By David Follis posted Thu January 06, 2022 09:04 AM

This post is part of a series delving into the details of the JSR-352 (Java Batch) specification.

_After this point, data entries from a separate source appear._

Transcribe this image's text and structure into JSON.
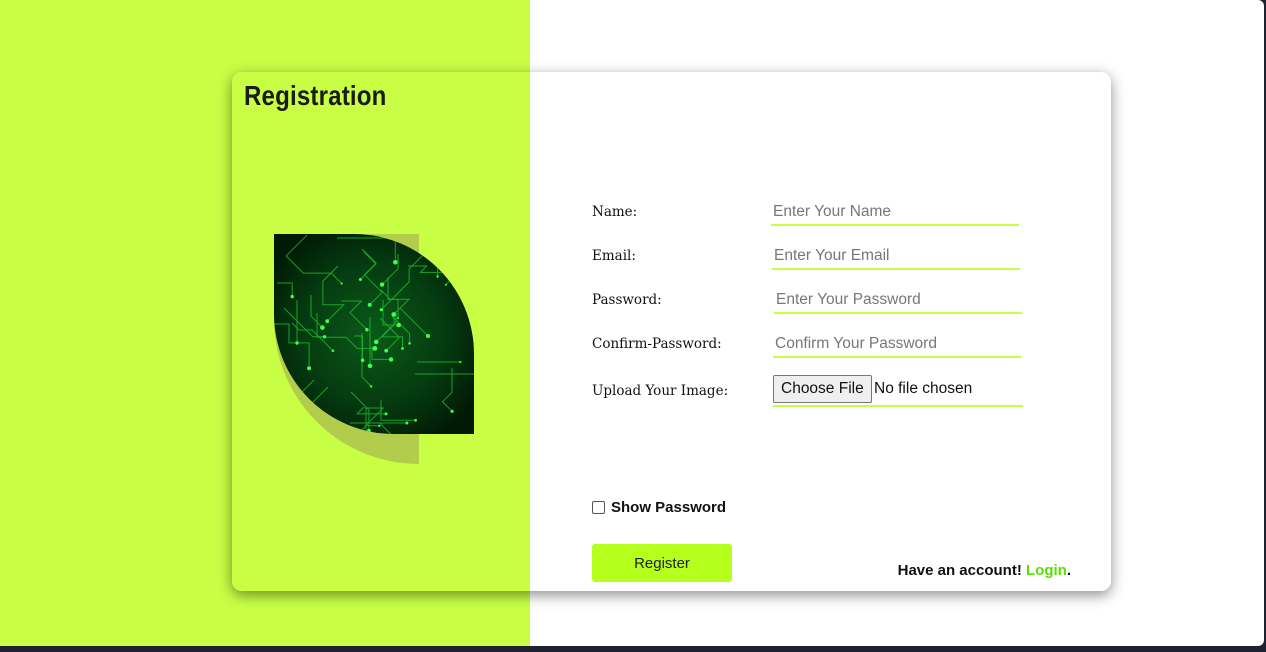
{
  "page": {
    "title": "Registration"
  },
  "form": {
    "fields": [
      {
        "label": "Name:",
        "placeholder": "Enter Your Name",
        "value": ""
      },
      {
        "label": "Email:",
        "placeholder": "Enter Your Email",
        "value": ""
      },
      {
        "label": "Password:",
        "placeholder": "Enter Your Password",
        "value": ""
      },
      {
        "label": "Confirm-Password:",
        "placeholder": "Confirm Your Password",
        "value": ""
      }
    ],
    "upload": {
      "label": "Upload Your Image:",
      "button_label": "Choose File",
      "status": "No file chosen"
    },
    "show_password": {
      "label": "Show Password",
      "checked": false
    },
    "register_label": "Register"
  },
  "footer": {
    "prompt": "Have an account!",
    "login_link": "Login",
    "suffix": "."
  },
  "icons": {
    "leaf": "circuit-leaf-icon"
  },
  "colors": {
    "accent": "#c8ff45",
    "button": "#b4ff1c",
    "link": "#5ae000",
    "leaf_shadow": "#b2cc4c",
    "leaf_dark": "#03260a",
    "circuit": "#22dd33"
  }
}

Each post examines a very specific part of the specification and looks at how it works and how you might use it in a real batch application.

To start at the beginning, follow the link to the first post.

The next post in the series is here.

This series is also available as a podcast on iTunesGoogle PlayStitcher, or use the link to the RSS feed

There are two values that control concurrency and completion for a job.  These are spec.completions and spec.parallelism.  For our discussion this week we’re going to let them both default to one. 

That means you’re going to get one pod started to run the command you specified.  If it finishes successfully, then you’re done.  If it doesn’t, then (depending on the restart setting we talked about last week) it might get restarted until it works.

This model is a very traditional way of looking at things and so it makes sense to default to this.  In the following weeks we’ll look at some interesting variations where we change these two configuration values.

So this means that whatever command you issue, it has to startup something that is going to do the entire work for the job, even if it consists of multiple ‘steps’ (whether those are JSR-352 steps or just different things the script your run will do).  Success or failure is based entirely on the returned value which has to cover the whole thing.

This is just like the exit status from a JSR-352/Jakarta Batch job.

However, if you’re going to say the job failed, it might get restarted.  Of course, restarting a JSR-352 job includes remembering how steps that have run completed and checkpoint data if a chunk step was in-flight when it failed.  If you’ve just got a script doing a bunch of stuff, you’re going to have to leave yourself some notes about what worked and what you want to retry. 

Or you can just fail and leave it to somebody (or some automation) to figure out.  Maybe some higher up thing runs some different job if this one fails to try and clean things up? 

I’m pretty traditional so I’m usually in favor of large multi-step jobs that do a bunch of things, implementing an entire process perhaps.  But done this way where the application is responsible for so much of error handling it seems like maybe it would be better to break it up a little and let something external handle some of the things that seem more infrastructure than application.

Or just spin up a Liberty server and let it to do it, but you need to be sure things like checkpoint data in the Job Repository survive the failure and restart of the pod running the server that’s running the job.